Katie Rose Brosnan ’13, who focused on urban studies as an ACM Chicago student in 2011, is now working as the campus outreach coordinator for ACM Chicago. She said multiple openings remain for the spring 2015 semester.
Brosnan, who said she learned about the ACM Chicago Program during her first year at Illinois Wesleyan, was drawn to its combination of internship opportunities and classes related to her area of interest.
“I was really interested in issues of social justice, but students who are interested in the arts or entrepreneurship get to meet with practitioners and actually experience it,” she said.
In the nation’s capital, aspiring public officials, journalists and policy makers can enhance their college experiences through programs at Georgetown or American University.
The Semester in Washington, D.C. Program with Georgetown University offers an innovative program that blends classroom learning and hands-on experience. Participants can pursue research and internship opportunities with federal agencies, law firms, news organizations, nonprofits and public relations agencies.
Political science major Anne Kehler ’15 (Denver, Colo.) and political science and business administration double major Brexton Isaacs ’15 (Byron, Ill.) spent the spring of 2014 as participants of the Georgetown program, where they both studied politics and public policy and interned with local organizations.
Illinois Wesleyan is one of more than 200 U.S. colleges and universities and 40 international institutes of higher education to partner with American University’s Washington Semester Program. This opportunity offers students real-world experience and expert insights while helping them make connections with leaders in Washington, D.C. Political science major Kevin Gordon ’16 (Tinley Park, Ill.) spent the spring of 2014 in this program, which combines experimental learning with academic seminars and internships.
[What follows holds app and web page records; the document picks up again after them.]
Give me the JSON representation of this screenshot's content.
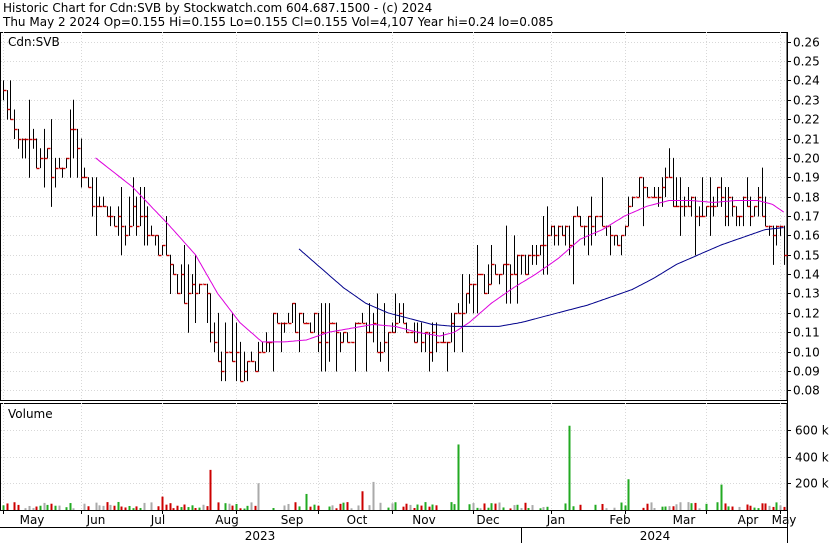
{
  "header": {
    "line1": "Historic Chart for Cdn:SVB by Stockwatch.com 604.687.1500 - (c) 2024",
    "line2": "Thu May  2 2024   Op=0.155  Hi=0.155  Lo=0.155  Cl=0.155  Vol=4,107  Year hi=0.24  lo=0.085"
  },
  "colors": {
    "price_bar": "#000000",
    "close_tick": "#cc0000",
    "ma_short": "#dd00dd",
    "ma_long": "#00008b",
    "vol_up": "#22aa22",
    "vol_down": "#cc0000",
    "vol_flat": "#aaaaaa"
  },
  "chart_data": [
    {
      "type": "line",
      "title": "Cdn:SVB",
      "ylim": [
        0.075,
        0.265
      ],
      "yticks": [
        "0.26",
        "0.25",
        "0.24",
        "0.23",
        "0.22",
        "0.21",
        "0.20",
        "0.19",
        "0.18",
        "0.17",
        "0.16",
        "0.15",
        "0.14",
        "0.13",
        "0.12",
        "0.11",
        "0.10",
        "0.09",
        "0.08"
      ],
      "x_months": [
        "May",
        "Jun",
        "Jul",
        "Aug",
        "Sep",
        "Oct",
        "Nov",
        "Dec",
        "Jan",
        "Feb",
        "Mar",
        "Apr",
        "May"
      ],
      "x_years": [
        "2023",
        "2024"
      ],
      "price_anchors": [
        [
          0,
          0.235
        ],
        [
          3,
          0.215
        ],
        [
          7,
          0.205
        ],
        [
          10,
          0.2
        ],
        [
          14,
          0.195
        ],
        [
          17,
          0.205
        ],
        [
          19,
          0.21
        ],
        [
          22,
          0.19
        ],
        [
          25,
          0.175
        ],
        [
          28,
          0.17
        ],
        [
          31,
          0.165
        ],
        [
          34,
          0.165
        ],
        [
          37,
          0.175
        ],
        [
          40,
          0.16
        ],
        [
          43,
          0.155
        ],
        [
          46,
          0.14
        ],
        [
          49,
          0.13
        ],
        [
          52,
          0.135
        ],
        [
          54,
          0.14
        ],
        [
          56,
          0.11
        ],
        [
          58,
          0.095
        ],
        [
          61,
          0.1
        ],
        [
          64,
          0.09
        ],
        [
          67,
          0.095
        ],
        [
          70,
          0.1
        ],
        [
          72,
          0.11
        ],
        [
          74,
          0.12
        ],
        [
          77,
          0.12
        ],
        [
          80,
          0.115
        ],
        [
          83,
          0.115
        ],
        [
          86,
          0.11
        ],
        [
          89,
          0.115
        ],
        [
          92,
          0.105
        ],
        [
          95,
          0.11
        ],
        [
          98,
          0.115
        ],
        [
          101,
          0.105
        ],
        [
          104,
          0.11
        ],
        [
          107,
          0.12
        ],
        [
          110,
          0.11
        ],
        [
          113,
          0.105
        ],
        [
          116,
          0.105
        ],
        [
          119,
          0.11
        ],
        [
          122,
          0.115
        ],
        [
          125,
          0.13
        ],
        [
          128,
          0.14
        ],
        [
          131,
          0.135
        ],
        [
          134,
          0.145
        ],
        [
          137,
          0.14
        ],
        [
          140,
          0.145
        ],
        [
          143,
          0.15
        ],
        [
          146,
          0.155
        ],
        [
          149,
          0.16
        ],
        [
          152,
          0.16
        ],
        [
          155,
          0.165
        ],
        [
          158,
          0.17
        ],
        [
          161,
          0.165
        ],
        [
          164,
          0.165
        ],
        [
          167,
          0.16
        ],
        [
          170,
          0.18
        ],
        [
          173,
          0.185
        ],
        [
          176,
          0.18
        ],
        [
          179,
          0.185
        ],
        [
          182,
          0.18
        ],
        [
          185,
          0.18
        ],
        [
          188,
          0.175
        ],
        [
          191,
          0.175
        ],
        [
          194,
          0.18
        ],
        [
          197,
          0.17
        ],
        [
          200,
          0.175
        ],
        [
          203,
          0.175
        ],
        [
          206,
          0.17
        ],
        [
          208,
          0.165
        ],
        [
          210,
          0.165
        ],
        [
          211,
          0.155
        ]
      ],
      "ma_short_anchors": [
        [
          25,
          0.2
        ],
        [
          35,
          0.185
        ],
        [
          45,
          0.165
        ],
        [
          52,
          0.15
        ],
        [
          58,
          0.13
        ],
        [
          64,
          0.115
        ],
        [
          70,
          0.105
        ],
        [
          76,
          0.105
        ],
        [
          82,
          0.106
        ],
        [
          88,
          0.11
        ],
        [
          94,
          0.112
        ],
        [
          100,
          0.114
        ],
        [
          106,
          0.113
        ],
        [
          112,
          0.11
        ],
        [
          118,
          0.108
        ],
        [
          122,
          0.11
        ],
        [
          126,
          0.115
        ],
        [
          132,
          0.125
        ],
        [
          138,
          0.133
        ],
        [
          144,
          0.14
        ],
        [
          150,
          0.148
        ],
        [
          156,
          0.158
        ],
        [
          162,
          0.163
        ],
        [
          168,
          0.17
        ],
        [
          174,
          0.175
        ],
        [
          180,
          0.178
        ],
        [
          186,
          0.178
        ],
        [
          192,
          0.177
        ],
        [
          198,
          0.178
        ],
        [
          204,
          0.178
        ],
        [
          208,
          0.176
        ],
        [
          211,
          0.172
        ]
      ],
      "ma_long_anchors": [
        [
          80,
          0.153
        ],
        [
          86,
          0.143
        ],
        [
          92,
          0.133
        ],
        [
          98,
          0.125
        ],
        [
          104,
          0.12
        ],
        [
          110,
          0.117
        ],
        [
          116,
          0.114
        ],
        [
          122,
          0.113
        ],
        [
          128,
          0.113
        ],
        [
          134,
          0.113
        ],
        [
          140,
          0.115
        ],
        [
          146,
          0.118
        ],
        [
          152,
          0.121
        ],
        [
          158,
          0.124
        ],
        [
          164,
          0.128
        ],
        [
          170,
          0.132
        ],
        [
          176,
          0.138
        ],
        [
          182,
          0.145
        ],
        [
          188,
          0.15
        ],
        [
          194,
          0.155
        ],
        [
          200,
          0.159
        ],
        [
          206,
          0.163
        ],
        [
          211,
          0.164
        ]
      ]
    },
    {
      "type": "bar",
      "title": "Volume",
      "ylim": [
        0,
        800000
      ],
      "yticks": [
        "600 k",
        "400 k",
        "200 k"
      ],
      "spikes": [
        {
          "day": 56,
          "value": 300000,
          "dir": "down"
        },
        {
          "day": 123,
          "value": 490000,
          "dir": "up"
        },
        {
          "day": 153,
          "value": 630000,
          "dir": "up"
        },
        {
          "day": 169,
          "value": 230000,
          "dir": "up"
        },
        {
          "day": 194,
          "value": 190000,
          "dir": "up"
        },
        {
          "day": 69,
          "value": 200000,
          "dir": "flat"
        },
        {
          "day": 100,
          "value": 210000,
          "dir": "flat"
        },
        {
          "day": 97,
          "value": 140000,
          "dir": "down"
        },
        {
          "day": 43,
          "value": 100000,
          "dir": "down"
        },
        {
          "day": 82,
          "value": 120000,
          "dir": "up"
        }
      ]
    }
  ]
}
Students who participate in these and other programs report significant learning experiences in and out of the classroom. “The (ACM Chicago) program prepared me to go back to my campus as a far more engaged and aware student, which has crossed over into all parts of my life,” Brosnan said.
Numerous students have pursued internship and research opportunities while studying abroad with programs through School for International Training (SIT) Study Abroad and Institute for the International Education of Students (IES)—and they are not alone. “Nationally the number of students participating in internships or some other practical experience is up: the most recent Open Doors survey showed seven percent of students participating,” said Stacey Shimizu, director of the International Office.
According to Shimizu, the upward trend is true at Illinois Wesleyan as well. “More and more students are certainly talking with me about participating in some sort of hands-on experience while abroad,” she said.
One of those students, environmental studies major Amanda King ’15 (Peoria, Ill.) spent a semester studying and interning in Australia. With her study abroad program, which allowed her to choose to participate in an internship, research opportunity, or other practical work experience, King worked as a community gardens intern with Cultivating Community—an Australian nonprofit that provides access to healthy food for people living in public housing.
According to King, her experiences blending a community aspect with gardening during her internship inspired her to implement similar techniques both in her hometown and during her work as an intern at Illinois Wesleyan’s Peace Garden.
“For students who do an internship or some other hands-on work abroad, they get a double benefit: practical experience, coupled with the benefits that we know come from deep engagement with another culture, like problem-solving, intercultural communication skills and adaptability,” Shimizu said.
By Tia Patsavas ’16